* ABOUT THIS EXERCISE: Copy out each record below, exactly as given.

* LISTED ENTRIES:

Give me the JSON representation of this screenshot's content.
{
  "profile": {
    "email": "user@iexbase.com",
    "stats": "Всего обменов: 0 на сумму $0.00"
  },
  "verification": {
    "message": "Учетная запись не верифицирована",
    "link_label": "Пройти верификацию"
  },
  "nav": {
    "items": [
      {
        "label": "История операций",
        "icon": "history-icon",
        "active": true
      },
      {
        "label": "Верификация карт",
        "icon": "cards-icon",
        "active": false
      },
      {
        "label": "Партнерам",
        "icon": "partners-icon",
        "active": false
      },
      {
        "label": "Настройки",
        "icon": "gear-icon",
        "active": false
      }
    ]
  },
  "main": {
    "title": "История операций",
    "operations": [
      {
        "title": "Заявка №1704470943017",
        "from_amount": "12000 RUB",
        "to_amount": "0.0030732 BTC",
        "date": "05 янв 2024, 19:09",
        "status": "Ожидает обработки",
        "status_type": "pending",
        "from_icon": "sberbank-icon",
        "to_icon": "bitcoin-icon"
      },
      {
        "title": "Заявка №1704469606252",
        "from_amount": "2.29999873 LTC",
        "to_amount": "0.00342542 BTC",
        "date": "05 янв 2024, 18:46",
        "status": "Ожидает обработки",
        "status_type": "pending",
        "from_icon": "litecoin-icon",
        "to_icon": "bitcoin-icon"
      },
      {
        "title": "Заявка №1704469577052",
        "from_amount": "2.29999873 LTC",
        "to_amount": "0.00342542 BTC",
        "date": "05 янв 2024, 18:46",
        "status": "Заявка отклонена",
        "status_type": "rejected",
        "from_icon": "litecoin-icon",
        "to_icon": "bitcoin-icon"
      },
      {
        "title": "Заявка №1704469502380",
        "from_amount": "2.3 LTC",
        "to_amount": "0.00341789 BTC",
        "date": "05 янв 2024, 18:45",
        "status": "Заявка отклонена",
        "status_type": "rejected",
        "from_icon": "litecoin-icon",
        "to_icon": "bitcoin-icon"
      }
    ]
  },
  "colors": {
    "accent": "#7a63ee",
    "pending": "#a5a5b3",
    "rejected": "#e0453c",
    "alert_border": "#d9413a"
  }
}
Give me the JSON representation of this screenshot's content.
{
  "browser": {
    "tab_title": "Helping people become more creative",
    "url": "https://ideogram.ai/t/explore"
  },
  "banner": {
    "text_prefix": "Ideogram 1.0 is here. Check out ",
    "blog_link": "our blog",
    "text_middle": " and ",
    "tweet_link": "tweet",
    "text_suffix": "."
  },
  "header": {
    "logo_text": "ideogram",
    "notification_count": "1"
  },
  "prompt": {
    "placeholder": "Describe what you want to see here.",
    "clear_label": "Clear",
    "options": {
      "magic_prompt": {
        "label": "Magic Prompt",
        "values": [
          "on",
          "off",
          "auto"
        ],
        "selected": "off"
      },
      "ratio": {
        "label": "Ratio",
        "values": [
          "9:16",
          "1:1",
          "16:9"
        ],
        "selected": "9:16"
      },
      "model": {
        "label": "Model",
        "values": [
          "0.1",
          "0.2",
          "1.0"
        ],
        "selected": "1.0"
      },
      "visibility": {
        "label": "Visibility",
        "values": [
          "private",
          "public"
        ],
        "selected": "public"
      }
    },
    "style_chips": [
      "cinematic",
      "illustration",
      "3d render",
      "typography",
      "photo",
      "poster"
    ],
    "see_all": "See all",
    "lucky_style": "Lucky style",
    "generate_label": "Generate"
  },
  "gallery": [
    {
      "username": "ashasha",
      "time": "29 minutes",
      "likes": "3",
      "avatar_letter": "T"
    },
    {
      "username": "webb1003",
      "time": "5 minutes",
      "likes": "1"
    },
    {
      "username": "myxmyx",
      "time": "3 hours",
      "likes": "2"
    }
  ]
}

* EXERCISE RESPONSE:
Give me the JSON representation of this screenshot's content.
{
  "profile": {
    "email": "user@iexbase.com",
    "stats": "Всего обменов: 0 на сумму $0.00"
  },
  "verification": {
    "message": "Учетная запись не верифицирована",
    "link_label": "Пройти верификацию"
  },
  "nav": {
    "items": [
      {
        "label": "История операций",
        "icon": "history-icon",
        "active": true
      },
      {
        "label": "Верификация карт",
        "icon": "cards-icon",
        "active": false
      },
      {
        "label": "Партнерам",
        "icon": "partners-icon",
        "active": false
      },
      {
        "label": "Настройки",
        "icon": "gear-icon",
        "active": false
      }
    ]
  },
  "main": {
    "title": "История операций",
    "operations": [
      {
        "title": "Заявка №1704470943017",
        "from_amount": "12000 RUB",
        "to_amount": "0.0030732 BTC",
        "date": "05 янв 2024, 19:09",
        "status": "Ожидает обработки",
        "status_type": "pending",
        "from_icon": "sberbank-icon",
        "to_icon": "bitcoin-icon"
      },
      {
        "title": "Заявка №1704469606252",
        "from_amount": "2.29999873 LTC",
        "to_amount": "0.00342542 BTC",
        "date": "05 янв 2024, 18:46",
        "status": "Ожидает обработки",
        "status_type": "pending",
        "from_icon": "litecoin-icon",
        "to_icon": "bitcoin-icon"
      },
      {
        "title": "Заявка №1704469577052",
        "from_amount": "2.29999873 LTC",
        "to_amount": "0.00342542 BTC",
        "date": "05 янв 2024, 18:46",
        "status": "Заявка отклонена",
        "status_type": "rejected",
        "from_icon": "litecoin-icon",
        "to_icon": "bitcoin-icon"
      },
      {
        "title": "Заявка №1704469502380",
        "from_amount": "2.3 LTC",
        "to_amount": "0.00341789 BTC",
        "date": "05 янв 2024, 18:45",
        "status": "Заявка отклонена",
        "status_type": "rejected",
        "from_icon": "litecoin-icon",
        "to_icon": "bitcoin-icon"
      }
    ]
  },
  "colors": {
    "accent": "#7a63ee",
    "pending": "#a5a5b3",
    "rejected": "#e0453c",
    "alert_border": "#d9413a"
  }
}
Give me the JSON representation of this screenshot's content.
{
  "browser": {
    "tab_title": "Helping people become more creative",
    "url": "https://ideogram.ai/t/explore"
  },
  "banner": {
    "text_prefix": "Ideogram 1.0 is here. Check out ",
    "blog_link": "our blog",
    "text_middle": " and ",
    "tweet_link": "tweet",
    "text_suffix": "."
  },
  "header": {
    "logo_text": "ideogram",
    "notification_count": "1"
  },
  "prompt": {
    "placeholder": "Describe what you want to see here.",
    "clear_label": "Clear",
    "options": {
      "magic_prompt": {
        "label": "Magic Prompt",
        "values": [
          "on",
          "off",
          "auto"
        ],
        "selected": "off"
      },
      "ratio": {
        "label": "Ratio",
        "values": [
          "9:16",
          "1:1",
          "16:9"
        ],
        "selected": "9:16"
      },
      "model": {
        "label": "Model",
        "values": [
          "0.1",
          "0.2",
          "1.0"
        ],
        "selected": "1.0"
      },
      "visibility": {
        "label": "Visibility",
        "values": [
          "private",
          "public"
        ],
        "selected": "public"
      }
    },
    "style_chips": [
      "cinematic",
      "illustration",
      "3d render",
      "typography",
      "photo",
      "poster"
    ],
    "see_all": "See all",
    "lucky_style": "Lucky style",
    "generate_label": "Generate"
  },
  "gallery": [
    {
      "username": "ashasha",
      "time": "29 minutes",
      "likes": "3",
      "avatar_letter": "T"
    },
    {
      "username": "webb1003",
      "time": "5 minutes",
      "likes": "1"
    },
    {
      "username": "myxmyx",
      "time": "3 hours",
      "likes": "2"
    }
  ]
}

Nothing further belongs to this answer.